- _EXTRACTED DATA_

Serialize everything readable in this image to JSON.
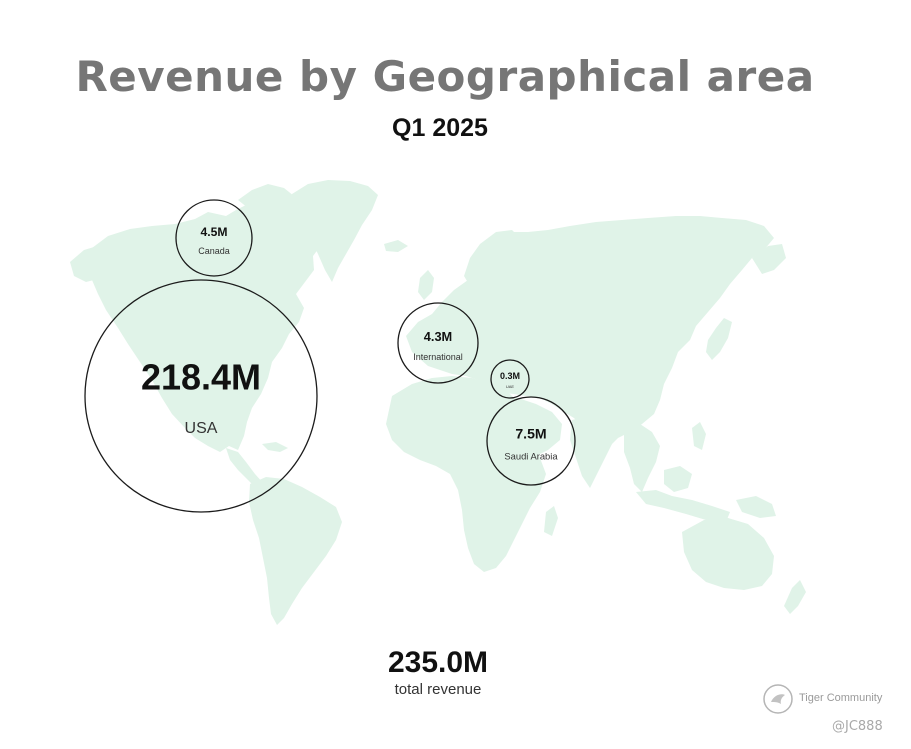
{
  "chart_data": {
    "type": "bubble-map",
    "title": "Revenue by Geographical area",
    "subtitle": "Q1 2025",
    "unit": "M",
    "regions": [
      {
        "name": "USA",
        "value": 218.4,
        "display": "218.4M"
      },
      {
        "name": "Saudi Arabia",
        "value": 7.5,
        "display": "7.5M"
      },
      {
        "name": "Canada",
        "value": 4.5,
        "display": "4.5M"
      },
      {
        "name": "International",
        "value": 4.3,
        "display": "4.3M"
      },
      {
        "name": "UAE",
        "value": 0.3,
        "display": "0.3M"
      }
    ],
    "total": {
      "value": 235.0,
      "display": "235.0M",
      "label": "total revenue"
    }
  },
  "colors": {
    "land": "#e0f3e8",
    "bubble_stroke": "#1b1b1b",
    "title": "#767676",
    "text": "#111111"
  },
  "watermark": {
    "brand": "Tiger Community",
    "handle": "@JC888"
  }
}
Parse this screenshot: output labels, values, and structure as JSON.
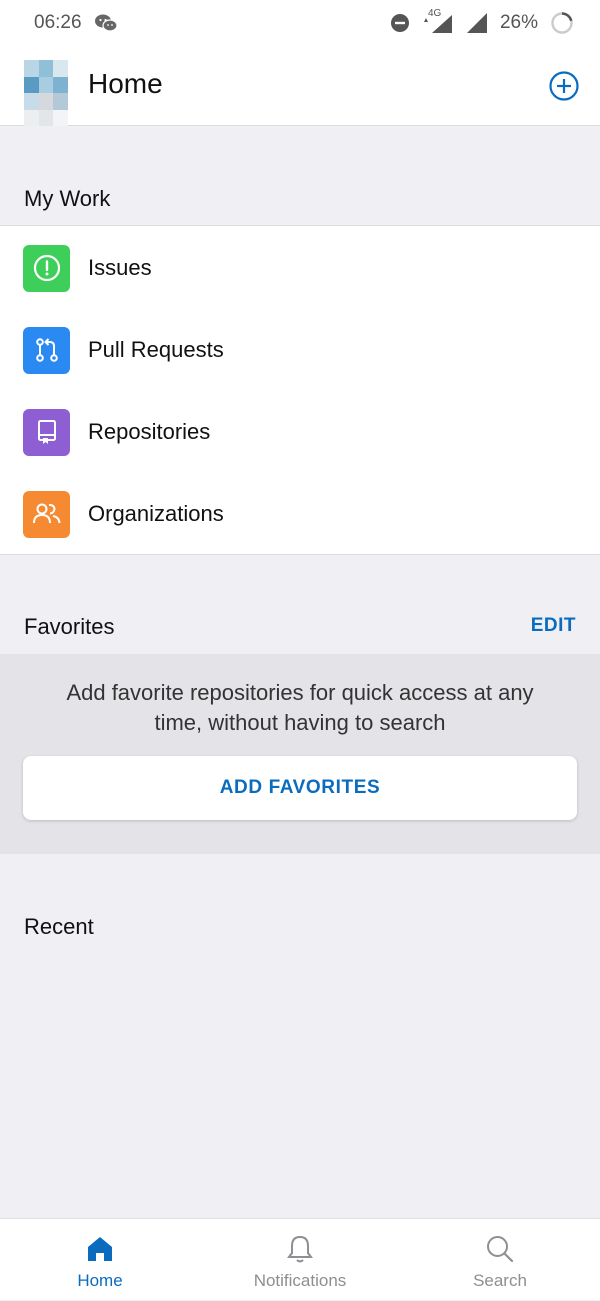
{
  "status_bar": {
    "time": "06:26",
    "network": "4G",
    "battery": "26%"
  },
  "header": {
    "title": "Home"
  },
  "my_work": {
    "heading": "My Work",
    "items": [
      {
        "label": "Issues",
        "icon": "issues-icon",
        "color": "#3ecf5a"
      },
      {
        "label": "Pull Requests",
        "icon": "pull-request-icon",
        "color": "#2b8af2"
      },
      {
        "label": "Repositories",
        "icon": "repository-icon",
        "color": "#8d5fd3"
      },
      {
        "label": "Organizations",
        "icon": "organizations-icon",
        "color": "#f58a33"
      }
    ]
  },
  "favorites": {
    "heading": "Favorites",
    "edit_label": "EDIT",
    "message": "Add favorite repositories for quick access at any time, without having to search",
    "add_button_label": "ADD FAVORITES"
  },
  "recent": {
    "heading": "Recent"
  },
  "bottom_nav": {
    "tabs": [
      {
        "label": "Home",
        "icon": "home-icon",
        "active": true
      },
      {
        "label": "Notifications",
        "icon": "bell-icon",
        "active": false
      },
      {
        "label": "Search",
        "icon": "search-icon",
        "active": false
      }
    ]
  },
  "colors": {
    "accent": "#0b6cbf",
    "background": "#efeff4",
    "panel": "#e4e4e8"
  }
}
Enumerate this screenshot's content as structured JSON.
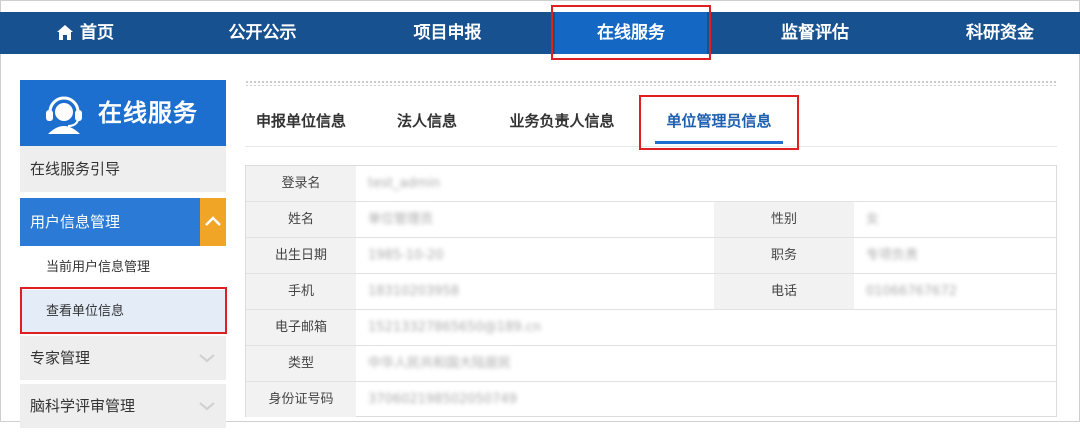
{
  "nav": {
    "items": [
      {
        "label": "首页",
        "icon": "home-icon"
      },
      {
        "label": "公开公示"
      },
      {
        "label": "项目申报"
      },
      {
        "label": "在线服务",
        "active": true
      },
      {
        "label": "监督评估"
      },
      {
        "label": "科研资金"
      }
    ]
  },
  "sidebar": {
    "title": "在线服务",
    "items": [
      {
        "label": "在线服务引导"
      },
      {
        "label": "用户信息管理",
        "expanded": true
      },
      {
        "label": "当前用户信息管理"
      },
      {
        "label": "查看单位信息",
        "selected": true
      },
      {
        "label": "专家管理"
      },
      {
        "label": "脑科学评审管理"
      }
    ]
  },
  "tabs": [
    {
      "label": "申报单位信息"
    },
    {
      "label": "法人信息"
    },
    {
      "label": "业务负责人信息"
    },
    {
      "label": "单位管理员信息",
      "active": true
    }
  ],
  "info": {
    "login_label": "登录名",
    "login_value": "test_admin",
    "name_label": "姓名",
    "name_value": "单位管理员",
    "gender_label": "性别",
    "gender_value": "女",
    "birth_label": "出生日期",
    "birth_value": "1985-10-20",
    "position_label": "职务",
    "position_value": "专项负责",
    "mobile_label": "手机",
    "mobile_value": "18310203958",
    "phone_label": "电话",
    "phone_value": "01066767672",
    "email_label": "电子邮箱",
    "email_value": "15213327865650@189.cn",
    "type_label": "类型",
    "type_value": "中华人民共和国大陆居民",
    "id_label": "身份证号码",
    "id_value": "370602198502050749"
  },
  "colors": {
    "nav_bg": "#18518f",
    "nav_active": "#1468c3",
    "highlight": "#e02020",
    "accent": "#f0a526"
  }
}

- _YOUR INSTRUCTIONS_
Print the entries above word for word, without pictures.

- _EXERCISE OUTPUT_
Serialize everything readable in this image to JSON.
{
  "chart_data": {
    "type": "bubble-map",
    "title": "Revenue by Geographical area",
    "subtitle": "Q1 2025",
    "unit": "M",
    "regions": [
      {
        "name": "USA",
        "value": 218.4,
        "display": "218.4M"
      },
      {
        "name": "Saudi Arabia",
        "value": 7.5,
        "display": "7.5M"
      },
      {
        "name": "Canada",
        "value": 4.5,
        "display": "4.5M"
      },
      {
        "name": "International",
        "value": 4.3,
        "display": "4.3M"
      },
      {
        "name": "UAE",
        "value": 0.3,
        "display": "0.3M"
      }
    ],
    "total": {
      "value": 235.0,
      "display": "235.0M",
      "label": "total revenue"
    }
  },
  "colors": {
    "land": "#e0f3e8",
    "bubble_stroke": "#1b1b1b",
    "title": "#767676",
    "text": "#111111"
  },
  "watermark": {
    "brand": "Tiger Community",
    "handle": "@JC888"
  }
}
Parse this screenshot: output labels, values, and structure as JSON.
{
  "status_bar": {
    "time": "06:26",
    "network": "4G",
    "battery": "26%"
  },
  "header": {
    "title": "Home"
  },
  "my_work": {
    "heading": "My Work",
    "items": [
      {
        "label": "Issues",
        "icon": "issues-icon",
        "color": "#3ecf5a"
      },
      {
        "label": "Pull Requests",
        "icon": "pull-request-icon",
        "color": "#2b8af2"
      },
      {
        "label": "Repositories",
        "icon": "repository-icon",
        "color": "#8d5fd3"
      },
      {
        "label": "Organizations",
        "icon": "organizations-icon",
        "color": "#f58a33"
      }
    ]
  },
  "favorites": {
    "heading": "Favorites",
    "edit_label": "EDIT",
    "message": "Add favorite repositories for quick access at any time, without having to search",
    "add_button_label": "ADD FAVORITES"
  },
  "recent": {
    "heading": "Recent"
  },
  "bottom_nav": {
    "tabs": [
      {
        "label": "Home",
        "icon": "home-icon",
        "active": true
      },
      {
        "label": "Notifications",
        "icon": "bell-icon",
        "active": false
      },
      {
        "label": "Search",
        "icon": "search-icon",
        "active": false
      }
    ]
  },
  "colors": {
    "accent": "#0b6cbf",
    "background": "#efeff4",
    "panel": "#e4e4e8"
  }
}
Enumerate this screenshot's content as structured JSON.
{
  "nav": {
    "items": [
      {
        "label": "首页",
        "icon": "home-icon"
      },
      {
        "label": "公开公示"
      },
      {
        "label": "项目申报"
      },
      {
        "label": "在线服务",
        "active": true
      },
      {
        "label": "监督评估"
      },
      {
        "label": "科研资金"
      }
    ]
  },
  "sidebar": {
    "title": "在线服务",
    "items": [
      {
        "label": "在线服务引导"
      },
      {
        "label": "用户信息管理",
        "expanded": true
      },
      {
        "label": "当前用户信息管理"
      },
      {
        "label": "查看单位信息",
        "selected": true
      },
      {
        "label": "专家管理"
      },
      {
        "label": "脑科学评审管理"
      }
    ]
  },
  "tabs": [
    {
      "label": "申报单位信息"
    },
    {
      "label": "法人信息"
    },
    {
      "label": "业务负责人信息"
    },
    {
      "label": "单位管理员信息",
      "active": true
    }
  ],
  "info": {
    "login_label": "登录名",
    "login_value": "test_admin",
    "name_label": "姓名",
    "name_value": "单位管理员",
    "gender_label": "性别",
    "gender_value": "女",
    "birth_label": "出生日期",
    "birth_value": "1985-10-20",
    "position_label": "职务",
    "position_value": "专项负责",
    "mobile_label": "手机",
    "mobile_value": "18310203958",
    "phone_label": "电话",
    "phone_value": "01066767672",
    "email_label": "电子邮箱",
    "email_value": "15213327865650@189.cn",
    "type_label": "类型",
    "type_value": "中华人民共和国大陆居民",
    "id_label": "身份证号码",
    "id_value": "370602198502050749"
  },
  "colors": {
    "nav_bg": "#18518f",
    "nav_active": "#1468c3",
    "highlight": "#e02020",
    "accent": "#f0a526"
  }
}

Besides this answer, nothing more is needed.